## WHAT TO WORK ON
Which of the lines in the data below contain the string "needs"? Copy each of them.
──────────────────────────────
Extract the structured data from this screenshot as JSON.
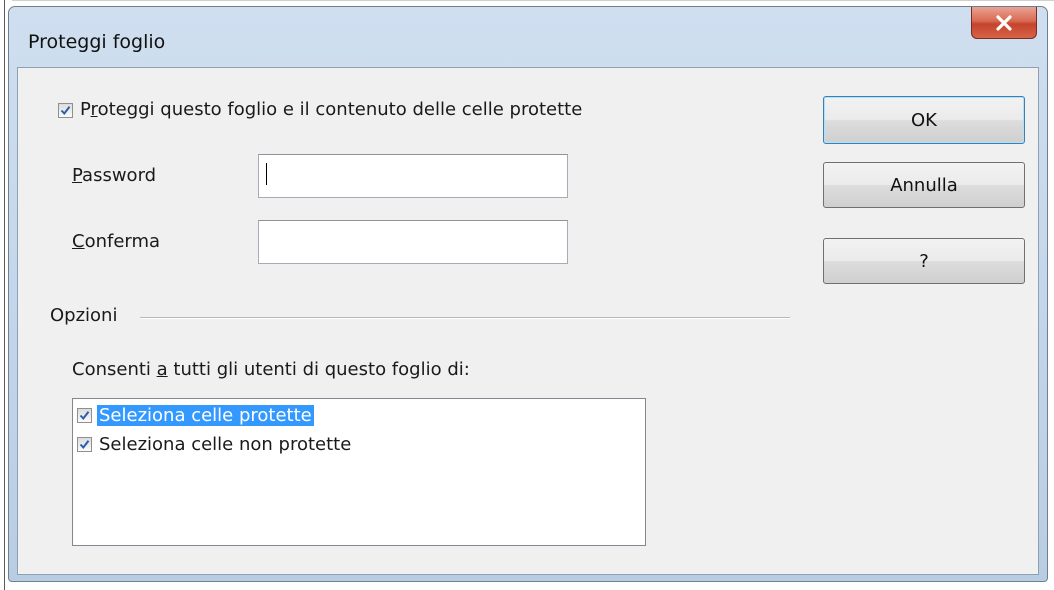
{
  "window": {
    "title": "Proteggi foglio"
  },
  "protect_checkbox": {
    "checked": true,
    "label_pre": "P",
    "label_ul": "r",
    "label_post": "oteggi questo foglio e il contenuto delle celle protette"
  },
  "password": {
    "label_ul": "P",
    "label_post": "assword",
    "value": ""
  },
  "confirm": {
    "label_ul": "C",
    "label_post": "onferma",
    "value": ""
  },
  "buttons": {
    "ok": "OK",
    "cancel": "Annulla",
    "help": "?"
  },
  "options": {
    "group_title": "Opzioni",
    "allow_pre": "Consenti ",
    "allow_ul": "a",
    "allow_post": " tutti gli utenti di questo foglio di:",
    "items": [
      {
        "label": "Seleziona celle protette",
        "checked": true,
        "selected": true
      },
      {
        "label": "Seleziona celle non protette",
        "checked": true,
        "selected": false
      }
    ]
  },
  "colors": {
    "selection": "#3399ff",
    "close_button": "#c4432c",
    "dialog_bg": "#f0f0f0"
  }
}
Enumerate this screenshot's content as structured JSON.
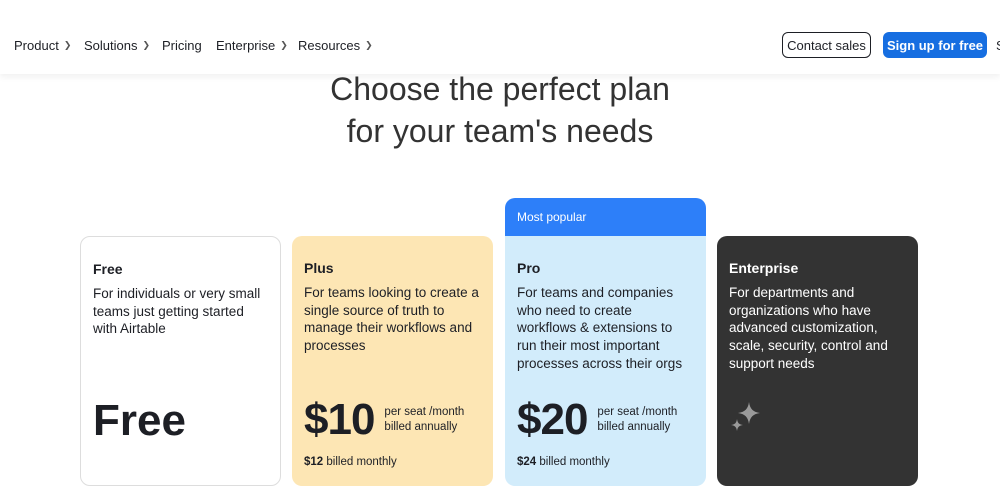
{
  "nav": {
    "items": [
      {
        "label": "Product",
        "has_chevron": true
      },
      {
        "label": "Solutions",
        "has_chevron": true
      },
      {
        "label": "Pricing",
        "has_chevron": false
      },
      {
        "label": "Enterprise",
        "has_chevron": true
      },
      {
        "label": "Resources",
        "has_chevron": true
      }
    ],
    "contact_label": "Contact sales",
    "signup_label": "Sign up for free",
    "cut_off_label": "S"
  },
  "headline": {
    "line1": "Choose the perfect plan",
    "line2": "for your team's needs"
  },
  "plans": {
    "free": {
      "name": "Free",
      "description": "For individuals or very small teams just getting started with Airtable",
      "price": "Free"
    },
    "plus": {
      "name": "Plus",
      "description": "For teams looking to create a single source of truth to manage their workflows and processes",
      "price": "$10",
      "price_note_line1": "per seat /month",
      "price_note_line2": "billed annually",
      "monthly_price": "$12",
      "monthly_label": "billed monthly"
    },
    "pro": {
      "badge": "Most popular",
      "name": "Pro",
      "description": "For teams and companies who need to create workflows & extensions to run their most important processes across their orgs",
      "price": "$20",
      "price_note_line1": "per seat /month",
      "price_note_line2": "billed annually",
      "monthly_price": "$24",
      "monthly_label": "billed monthly"
    },
    "enterprise": {
      "name": "Enterprise",
      "description": "For departments and organizations who have advanced customization, scale, security, control and support needs",
      "icon": "sparkle-icon"
    }
  },
  "colors": {
    "signup_button": "#166ee1",
    "plus_card": "#fde6b4",
    "pro_card": "#d2ecfb",
    "popular_badge": "#2d7ff9",
    "enterprise_card": "#333333"
  }
}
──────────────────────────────
## RESPONSE BELOW
    "line2": "for your team's needs"
      "description": "For departments and organizations who have advanced customization, scale, security, control and support needs",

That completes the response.